* **Action item**
Say how many of the lines below hold "amet", writing the number and nothing more.

* **Data to process**
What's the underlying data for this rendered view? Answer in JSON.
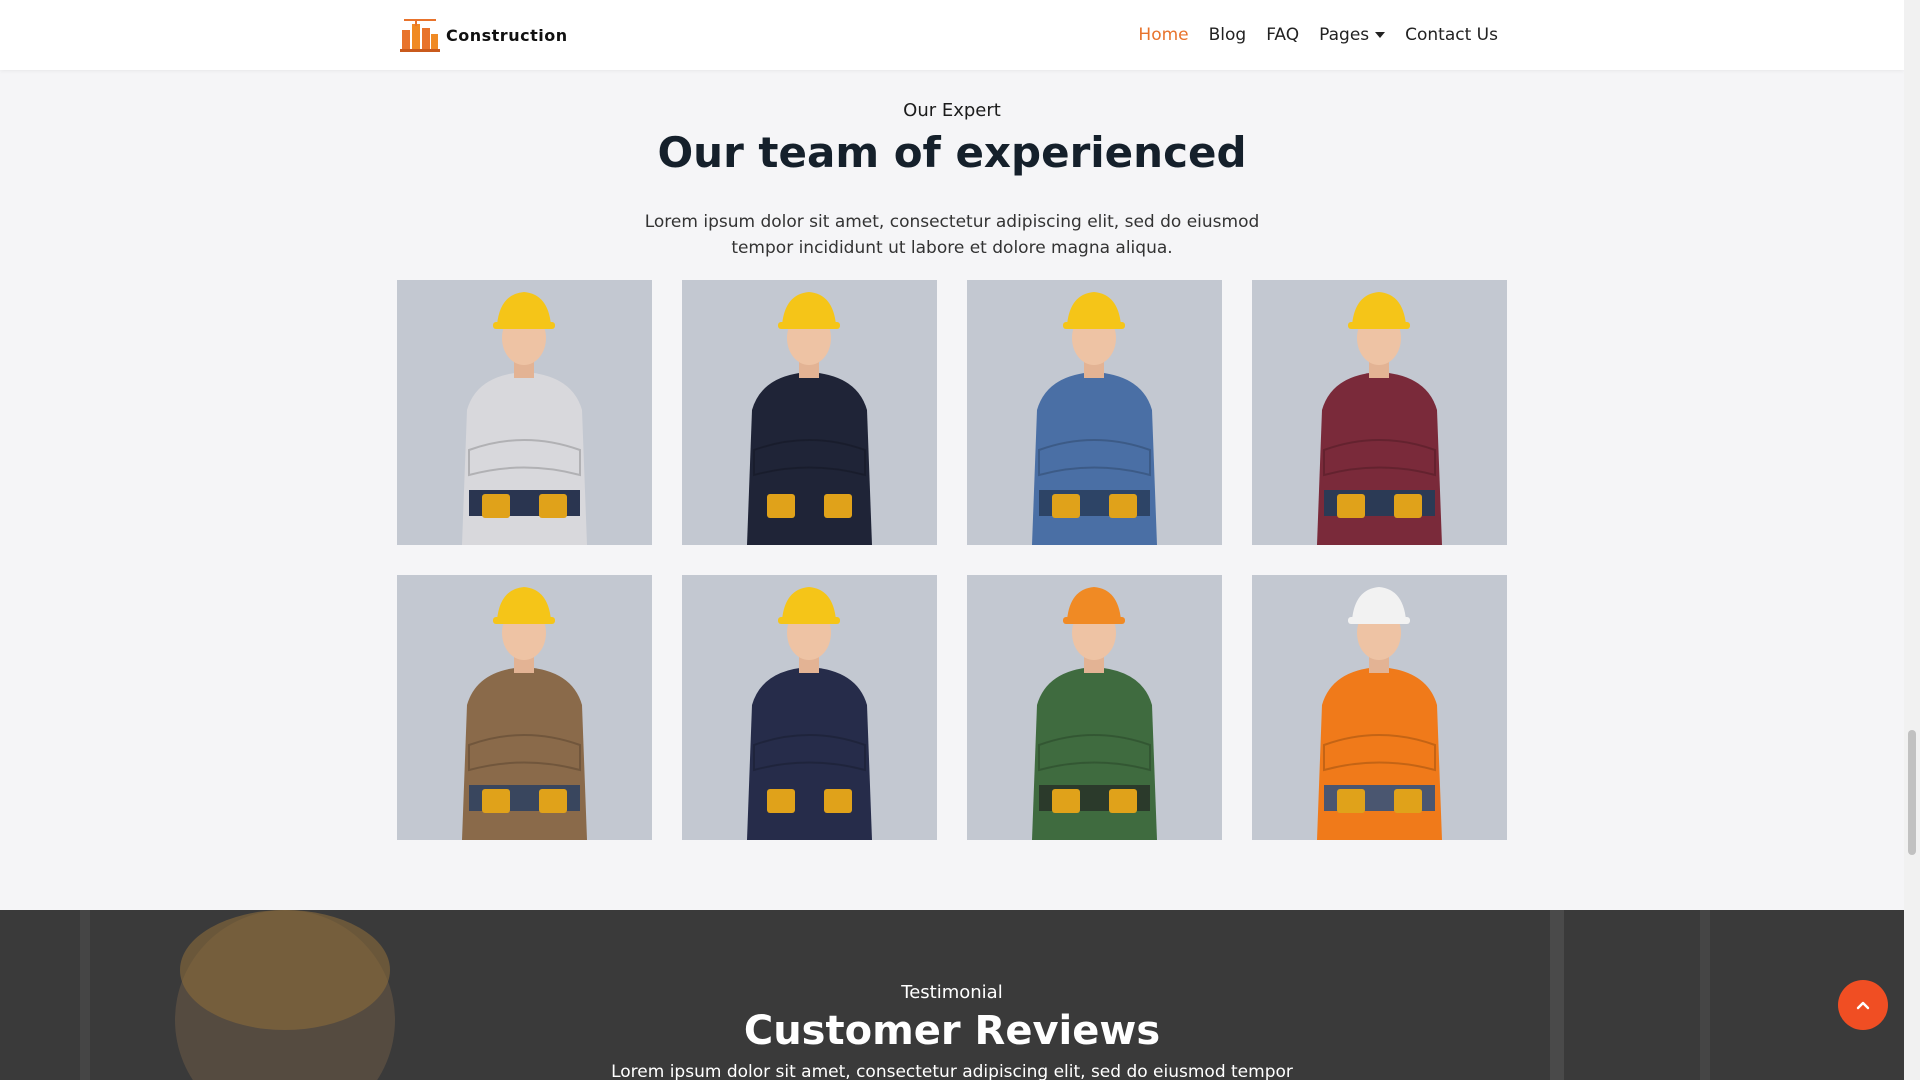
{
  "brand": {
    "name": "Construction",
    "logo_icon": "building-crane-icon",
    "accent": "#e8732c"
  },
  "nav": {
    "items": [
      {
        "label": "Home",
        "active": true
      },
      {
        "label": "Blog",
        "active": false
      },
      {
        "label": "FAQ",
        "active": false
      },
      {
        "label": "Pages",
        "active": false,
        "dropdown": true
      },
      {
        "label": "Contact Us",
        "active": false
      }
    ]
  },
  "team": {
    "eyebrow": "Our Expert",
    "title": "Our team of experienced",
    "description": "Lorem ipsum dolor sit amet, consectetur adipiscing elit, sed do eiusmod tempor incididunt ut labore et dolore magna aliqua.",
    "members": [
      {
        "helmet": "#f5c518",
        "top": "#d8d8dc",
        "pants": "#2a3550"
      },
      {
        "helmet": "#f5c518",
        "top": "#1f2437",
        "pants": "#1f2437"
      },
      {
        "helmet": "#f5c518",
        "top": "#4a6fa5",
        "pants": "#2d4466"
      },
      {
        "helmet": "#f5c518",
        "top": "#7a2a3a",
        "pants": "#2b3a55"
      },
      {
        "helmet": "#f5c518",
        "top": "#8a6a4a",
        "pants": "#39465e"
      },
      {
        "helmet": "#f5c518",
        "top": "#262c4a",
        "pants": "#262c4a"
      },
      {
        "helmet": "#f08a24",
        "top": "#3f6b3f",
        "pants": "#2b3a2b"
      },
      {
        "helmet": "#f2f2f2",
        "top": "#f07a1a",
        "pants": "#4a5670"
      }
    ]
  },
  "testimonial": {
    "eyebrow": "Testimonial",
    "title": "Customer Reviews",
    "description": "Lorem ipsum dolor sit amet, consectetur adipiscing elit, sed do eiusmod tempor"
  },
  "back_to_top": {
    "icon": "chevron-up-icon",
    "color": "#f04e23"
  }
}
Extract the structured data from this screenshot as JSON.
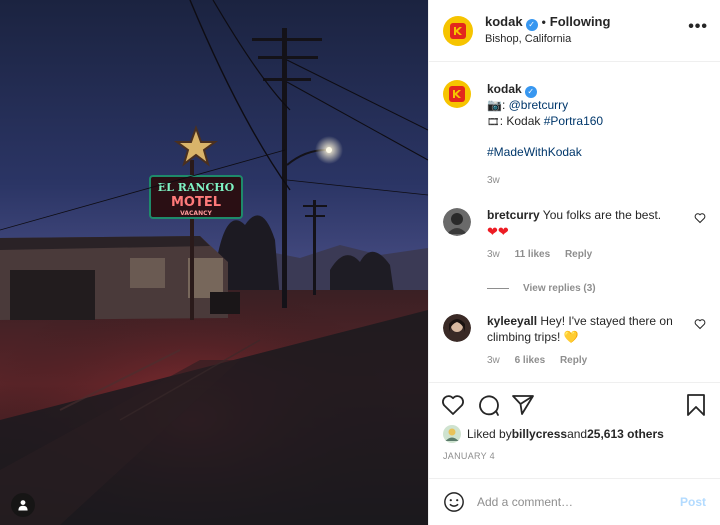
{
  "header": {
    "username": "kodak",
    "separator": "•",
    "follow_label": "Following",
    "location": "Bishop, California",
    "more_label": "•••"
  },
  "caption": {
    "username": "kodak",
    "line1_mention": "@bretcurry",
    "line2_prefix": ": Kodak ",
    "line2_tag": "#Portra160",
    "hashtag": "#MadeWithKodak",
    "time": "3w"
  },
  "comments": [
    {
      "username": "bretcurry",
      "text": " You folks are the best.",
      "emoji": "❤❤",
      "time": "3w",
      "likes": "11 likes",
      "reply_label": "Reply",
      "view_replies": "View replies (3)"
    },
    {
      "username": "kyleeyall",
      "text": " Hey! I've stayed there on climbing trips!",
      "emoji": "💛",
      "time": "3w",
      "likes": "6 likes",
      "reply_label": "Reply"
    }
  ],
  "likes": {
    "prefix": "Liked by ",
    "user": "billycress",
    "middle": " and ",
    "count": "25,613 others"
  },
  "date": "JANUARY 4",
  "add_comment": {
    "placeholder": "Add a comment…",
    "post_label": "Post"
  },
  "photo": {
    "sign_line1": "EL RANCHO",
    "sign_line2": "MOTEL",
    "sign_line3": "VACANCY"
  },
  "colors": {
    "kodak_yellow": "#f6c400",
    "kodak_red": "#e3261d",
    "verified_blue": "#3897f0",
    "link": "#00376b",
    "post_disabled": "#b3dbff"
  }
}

* **Solution to this task**
2